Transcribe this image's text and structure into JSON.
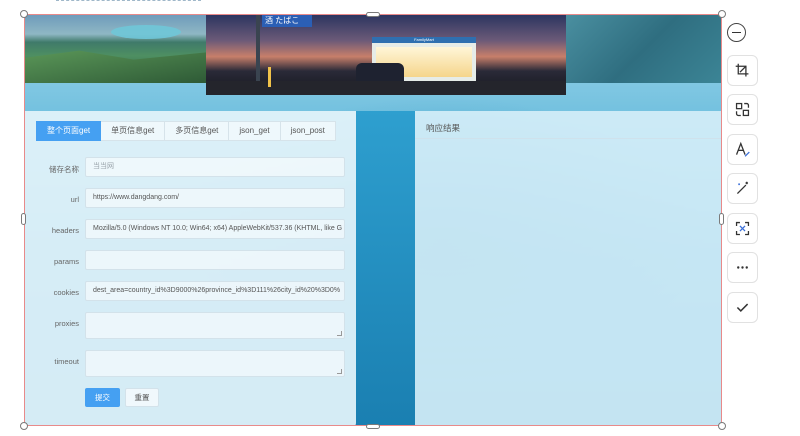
{
  "banner": {
    "sign_text": "酒 たばこ",
    "store_name": "FamilyMart"
  },
  "form": {
    "tabs": [
      {
        "label": "整个页面get",
        "active": true
      },
      {
        "label": "单页信息get",
        "active": false
      },
      {
        "label": "多页信息get",
        "active": false
      },
      {
        "label": "json_get",
        "active": false
      },
      {
        "label": "json_post",
        "active": false
      }
    ],
    "fields": {
      "name": {
        "label": "储存名称",
        "value": "当当网"
      },
      "url": {
        "label": "url",
        "value": "https://www.dangdang.com/"
      },
      "headers": {
        "label": "headers",
        "value": "Mozilla/5.0 (Windows NT 10.0; Win64; x64) AppleWebKit/537.36 (KHTML, like G"
      },
      "params": {
        "label": "params",
        "value": ""
      },
      "cookies": {
        "label": "cookies",
        "value": "dest_area=country_id%3D9000%26province_id%3D111%26city_id%20%3D0%"
      },
      "proxies": {
        "label": "proxies",
        "value": ""
      },
      "timeout": {
        "label": "timeout",
        "value": ""
      }
    },
    "submit_label": "提交",
    "reset_label": "重置"
  },
  "response": {
    "title": "响应结果"
  },
  "toolbar": {
    "tools": [
      "minus-icon",
      "crop-icon",
      "swap-icon",
      "text-edit-icon",
      "magic-wand-icon",
      "ocr-scan-icon",
      "more-icon",
      "confirm-check-icon"
    ]
  },
  "colors": {
    "accent": "#45a0f2",
    "selection_border": "#e88a8a"
  }
}
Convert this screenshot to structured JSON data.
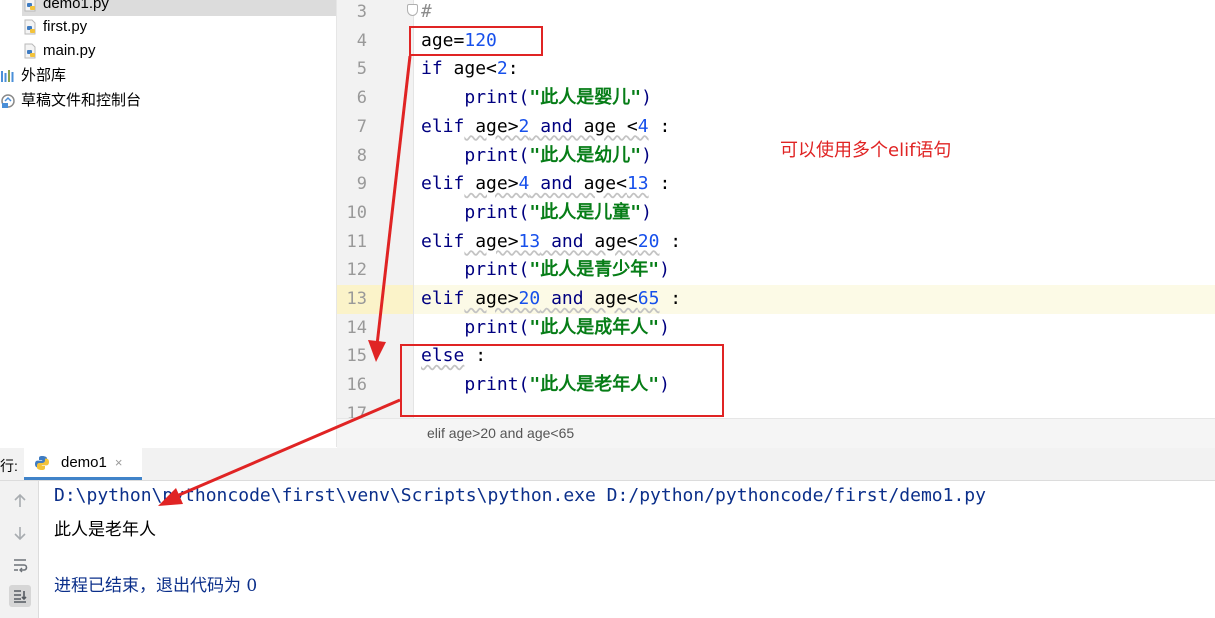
{
  "project_tree": [
    {
      "label": "demo1.py",
      "type": "python-file",
      "selected": true
    },
    {
      "label": "first.py",
      "type": "python-file",
      "selected": false
    },
    {
      "label": "main.py",
      "type": "python-file",
      "selected": false
    },
    {
      "label": "外部库",
      "type": "library",
      "selected": false
    },
    {
      "label": "草稿文件和控制台",
      "type": "scratch",
      "selected": false
    }
  ],
  "editor": {
    "line_numbers": [
      "3",
      "4",
      "5",
      "6",
      "7",
      "8",
      "9",
      "10",
      "11",
      "12",
      "13",
      "14",
      "15",
      "16",
      "17"
    ],
    "current_line": "13",
    "breadcrumb": "elif age>20 and age<65"
  },
  "code": {
    "l3": {
      "comment": "#"
    },
    "l4": {
      "var": "age",
      "op": "=",
      "num": "120"
    },
    "l5": {
      "kw": "if",
      "a": " age<",
      "num": "2",
      "b": ":"
    },
    "l6": {
      "indent": "    ",
      "fn": "print(",
      "str": "\"此人是婴儿\"",
      "end": ")"
    },
    "l7": {
      "kw": "elif",
      "a": " age>",
      "n1": "2",
      "and": " and ",
      "b": "age <",
      "n2": "4",
      "c": " :"
    },
    "l8": {
      "indent": "    ",
      "fn": "print(",
      "str": "\"此人是幼儿\"",
      "end": ")"
    },
    "l9": {
      "kw": "elif",
      "a": " age>",
      "n1": "4",
      "and": " and ",
      "b": "age<",
      "n2": "13",
      "c": " :"
    },
    "l10": {
      "indent": "    ",
      "fn": "print(",
      "str": "\"此人是儿童\"",
      "end": ")"
    },
    "l11": {
      "kw": "elif",
      "a": " age>",
      "n1": "13",
      "and": " and ",
      "b": "age<",
      "n2": "20",
      "c": " :"
    },
    "l12": {
      "indent": "    ",
      "fn": "print(",
      "str": "\"此人是青少年\"",
      "end": ")"
    },
    "l13": {
      "kw": "elif",
      "a": " age>",
      "n1": "20",
      "and": " and ",
      "b": "age<",
      "n2": "65",
      "c": " :"
    },
    "l14": {
      "indent": "    ",
      "fn": "print(",
      "str": "\"此人是成年人\"",
      "end": ")"
    },
    "l15": {
      "kw": "else",
      "c": " :"
    },
    "l16": {
      "indent": "    ",
      "fn": "print(",
      "str": "\"此人是老年人\"",
      "end": ")"
    }
  },
  "run_panel": {
    "label": "行:",
    "tab_name": "demo1",
    "close_glyph": "×",
    "command": "D:\\python\\pythoncode\\first\\venv\\Scripts\\python.exe D:/python/pythoncode/first/demo1.py",
    "output": "此人是老年人",
    "exit_message": "进程已结束，退出代码为 0"
  },
  "annotation_text": "可以使用多个elif语句",
  "colors": {
    "annotation_red": "#e02424",
    "keyword": "#000080",
    "number": "#1750eb",
    "string": "#067d17",
    "tab_underline": "#4083c9"
  }
}
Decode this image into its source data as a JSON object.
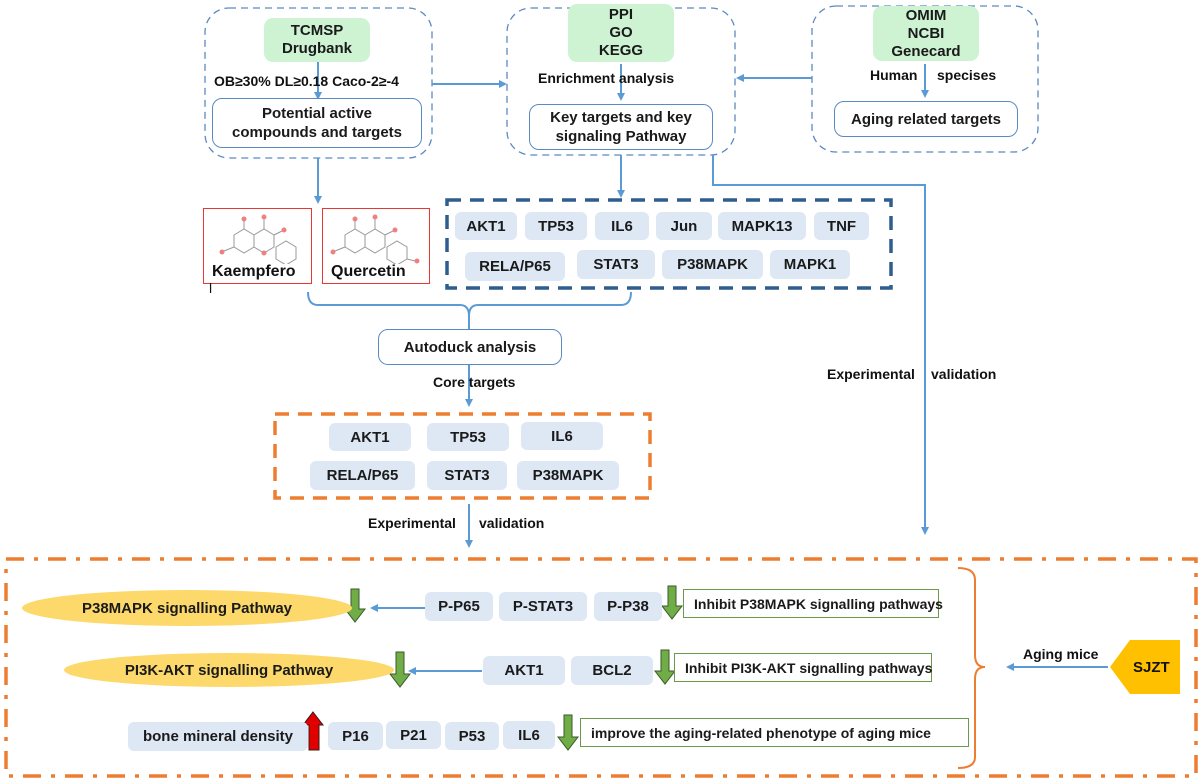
{
  "top_panels": {
    "left": {
      "sources": [
        "TCMSP",
        "Drugbank"
      ],
      "filter_label": "OB≥30%  DL≥0.18 Caco-2≥-4",
      "result": [
        "Potential active",
        "compounds and targets"
      ]
    },
    "middle": {
      "sources": [
        "PPI",
        "GO",
        "KEGG"
      ],
      "filter_label": "Enrichment analysis",
      "result": [
        "Key targets and key",
        "signaling Pathway"
      ]
    },
    "right": {
      "sources": [
        "OMIM",
        "NCBI",
        "Genecard"
      ],
      "filter_left": "Human",
      "filter_right": "specises",
      "result": [
        "Aging related targets"
      ]
    }
  },
  "compounds": [
    {
      "name": "Kaempfero",
      "name_wrap": "l"
    },
    {
      "name": "Quercetin"
    }
  ],
  "key_targets": {
    "row1": [
      "AKT1",
      "TP53",
      "IL6",
      "Jun",
      "MAPK13",
      "TNF"
    ],
    "row2": [
      "RELA/P65",
      "STAT3",
      "P38MAPK",
      "MAPK1"
    ]
  },
  "docking": {
    "label": "Autoduck analysis",
    "edge_label": "Core targets"
  },
  "core_targets": {
    "row1": [
      "AKT1",
      "TP53",
      "IL6"
    ],
    "row2": [
      "RELA/P65",
      "STAT3",
      "P38MAPK"
    ]
  },
  "validation_labels": {
    "left_a": "Experimental",
    "left_b": "validation",
    "right_a": "Experimental",
    "right_b": "validation"
  },
  "results": {
    "row1": {
      "pathway": "P38MAPK signalling Pathway",
      "markers": [
        "P-P65",
        "P-STAT3",
        "P-P38"
      ],
      "marker_direction": "down",
      "conclusion": "Inhibit P38MAPK signalling pathways"
    },
    "row2": {
      "pathway": "PI3K-AKT signalling Pathway",
      "markers": [
        "AKT1",
        "BCL2"
      ],
      "marker_direction": "down",
      "conclusion": "Inhibit PI3K-AKT signalling  pathways"
    },
    "row3": {
      "phenotype": "bone mineral density",
      "phenotype_direction": "up",
      "markers": [
        "P16",
        "P21",
        "P53",
        "IL6"
      ],
      "marker_direction": "down",
      "conclusion": "improve the aging-related phenotype of aging mice"
    }
  },
  "model": {
    "label": "Aging mice",
    "drug": "SJZT"
  },
  "colors": {
    "arrow_blue": "#5b9bd5",
    "dashed_navy": "#2e5d8e",
    "orange": "#ed7d31",
    "chip": "#dde8f4",
    "source_green": "#cdf3d3",
    "pathway_yellow": "#fcd96a",
    "down_green": "#70ad47",
    "up_red": "#e00000",
    "drug_gold": "#ffc000"
  }
}
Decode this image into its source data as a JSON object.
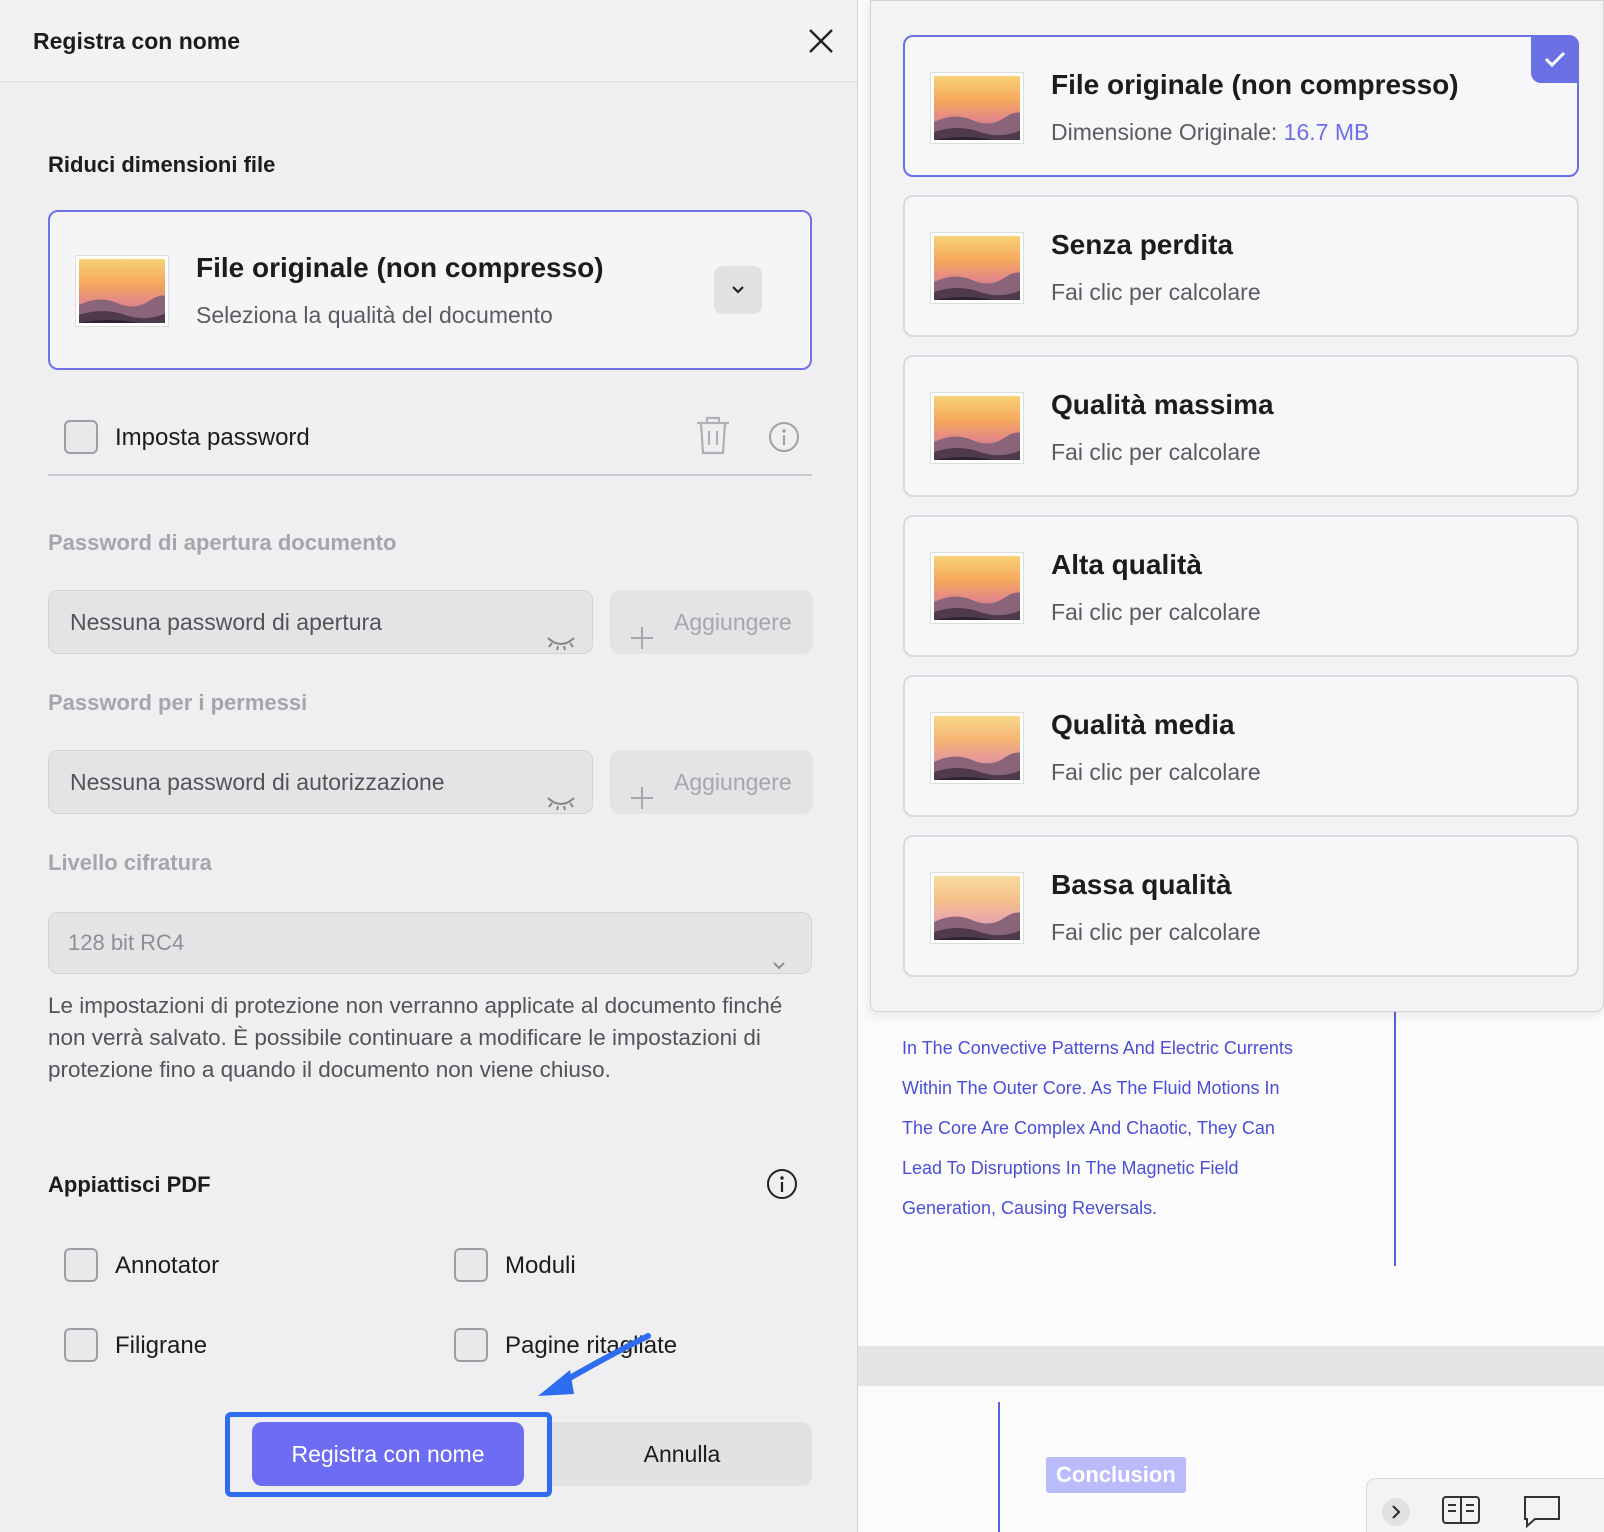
{
  "dialog": {
    "title": "Registra con nome",
    "reduce_section": "Riduci dimensioni file",
    "quality_select": {
      "title": "File originale (non compresso)",
      "subtitle": "Seleziona la qualità del documento"
    },
    "password_checkbox": {
      "label": "Imposta password",
      "checked": false
    },
    "open_password": {
      "label": "Password di apertura documento",
      "placeholder": "Nessuna password di apertura",
      "add_label": "Aggiungere"
    },
    "permission_password": {
      "label": "Password per i permessi",
      "placeholder": "Nessuna password di autorizzazione",
      "add_label": "Aggiungere"
    },
    "encryption": {
      "label": "Livello cifratura",
      "value": "128 bit RC4"
    },
    "note": "Le impostazioni di protezione non verranno applicate al documento finché non verrà salvato. È possibile continuare a modificare le impostazioni di protezione fino a quando il documento non viene chiuso.",
    "flatten": {
      "title": "Appiattisci PDF",
      "options": [
        {
          "label": "Annotator",
          "checked": false
        },
        {
          "label": "Moduli",
          "checked": false
        },
        {
          "label": "Filigrane",
          "checked": false
        },
        {
          "label": "Pagine ritagliate",
          "checked": false
        }
      ]
    },
    "buttons": {
      "save": "Registra con nome",
      "cancel": "Annulla"
    }
  },
  "quality_dropdown": {
    "options": [
      {
        "title": "File originale (non compresso)",
        "sub_prefix": "Dimensione Originale: ",
        "size": "16.7 MB",
        "selected": true
      },
      {
        "title": "Senza perdita",
        "sub": "Fai clic per calcolare",
        "selected": false
      },
      {
        "title": "Qualità massima",
        "sub": "Fai clic per calcolare",
        "selected": false
      },
      {
        "title": "Alta qualità",
        "sub": "Fai clic per calcolare",
        "selected": false
      },
      {
        "title": "Qualità media",
        "sub": "Fai clic per calcolare",
        "selected": false
      },
      {
        "title": "Bassa qualità",
        "sub": "Fai clic per calcolare",
        "selected": false
      }
    ]
  },
  "document": {
    "lines": [
      "In The Convective Patterns And Electric Currents",
      "Within The Outer Core. As The Fluid Motions In",
      "The Core Are Complex And Chaotic, They Can",
      "Lead To Disruptions In The Magnetic Field",
      "Generation, Causing Reversals."
    ],
    "conclusion_label": "Conclusion"
  },
  "colors": {
    "accent": "#6c6df2",
    "highlight": "#2e6cf0",
    "doc_text": "#4b4fd6"
  },
  "icons": [
    "close-icon",
    "chevron-down-icon",
    "trash-icon",
    "info-icon",
    "eye-closed-icon",
    "plus-icon",
    "check-icon",
    "arrow-icon"
  ]
}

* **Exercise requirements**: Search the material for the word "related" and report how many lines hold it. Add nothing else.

* **Finished task**: 2